The growing interest in solar energy during recent years has spurred on the development of high-efficiency optical absorbers using emerging concepts in plasmonics and metamaterials. Most absorber designs require patterning on a subwavelength scale making large-scale fabrication expensive or impractical. This study presents an all-metal metasurface with tightly packed, sub-80 nm nanodomes fabricated by template-stripping thin gold films from reusable silicon templates. Subwavelength patterning was achieved via molecular self-assembly of block copolymers, which enables large-area, periodic patterning with nanometer precision. The proposed nanodome surface acts as an optical absorber capable of absorbing 97% of incident light in the visible range 320–650 nm, and still more than 90% at high incidence angles.

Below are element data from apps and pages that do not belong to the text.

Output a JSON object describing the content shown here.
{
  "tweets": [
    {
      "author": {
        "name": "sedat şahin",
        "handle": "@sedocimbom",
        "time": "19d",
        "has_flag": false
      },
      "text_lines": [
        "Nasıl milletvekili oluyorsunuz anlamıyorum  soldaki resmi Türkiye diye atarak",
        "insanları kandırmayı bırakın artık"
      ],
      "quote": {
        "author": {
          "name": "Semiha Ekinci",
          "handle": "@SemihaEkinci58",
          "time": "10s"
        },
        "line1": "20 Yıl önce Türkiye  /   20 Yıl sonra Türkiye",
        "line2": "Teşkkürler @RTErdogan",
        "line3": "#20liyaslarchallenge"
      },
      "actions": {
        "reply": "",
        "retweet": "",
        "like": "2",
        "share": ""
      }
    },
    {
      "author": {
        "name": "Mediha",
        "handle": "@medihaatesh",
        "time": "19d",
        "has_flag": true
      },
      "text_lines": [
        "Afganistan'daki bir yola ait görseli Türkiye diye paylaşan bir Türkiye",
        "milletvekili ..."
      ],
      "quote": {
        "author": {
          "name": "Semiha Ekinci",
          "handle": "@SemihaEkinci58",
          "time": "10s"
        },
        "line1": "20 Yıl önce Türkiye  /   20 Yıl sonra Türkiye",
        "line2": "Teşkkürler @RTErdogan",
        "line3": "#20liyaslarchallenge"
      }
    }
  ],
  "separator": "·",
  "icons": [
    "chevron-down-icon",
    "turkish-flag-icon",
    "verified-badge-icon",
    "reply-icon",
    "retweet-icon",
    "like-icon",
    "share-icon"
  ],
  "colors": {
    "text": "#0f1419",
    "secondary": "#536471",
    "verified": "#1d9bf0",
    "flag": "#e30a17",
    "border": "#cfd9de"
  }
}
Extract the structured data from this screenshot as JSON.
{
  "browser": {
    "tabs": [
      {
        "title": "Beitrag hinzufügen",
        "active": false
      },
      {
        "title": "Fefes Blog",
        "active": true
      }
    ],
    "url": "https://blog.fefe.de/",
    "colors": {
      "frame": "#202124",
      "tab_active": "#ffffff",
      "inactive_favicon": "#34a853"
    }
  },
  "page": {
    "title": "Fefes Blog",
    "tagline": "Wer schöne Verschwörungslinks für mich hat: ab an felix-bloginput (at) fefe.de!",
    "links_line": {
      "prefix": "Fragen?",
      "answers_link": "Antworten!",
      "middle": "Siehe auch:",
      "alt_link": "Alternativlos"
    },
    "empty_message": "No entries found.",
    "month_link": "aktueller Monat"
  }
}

We demonstrate both experimentally and theoretically that the absorption behavior of the thin film can be controlled by changing the size of the nanodomes, namely the gap between the structures. The enhanced absorption of light is attributed to localized particle plasmon and gap plasmon resonances. This research provides a straightforward and cost-effective strategy to design and fabricate thin, large-area, light-absorbing coatings that can be transferred onto nearly any rigid or flexible substrate. The all-metal metasurfaces are a promising candidate for plasmon-induced hot electron generation for efficient solar energy conversion in photovoltaic and photocatalytic devices.
- PLASMONIC NANOSTRUCTURES
- Block Copolymer Lithography
- Subwavelength structures
Publication forum classification
- Publication forum level 2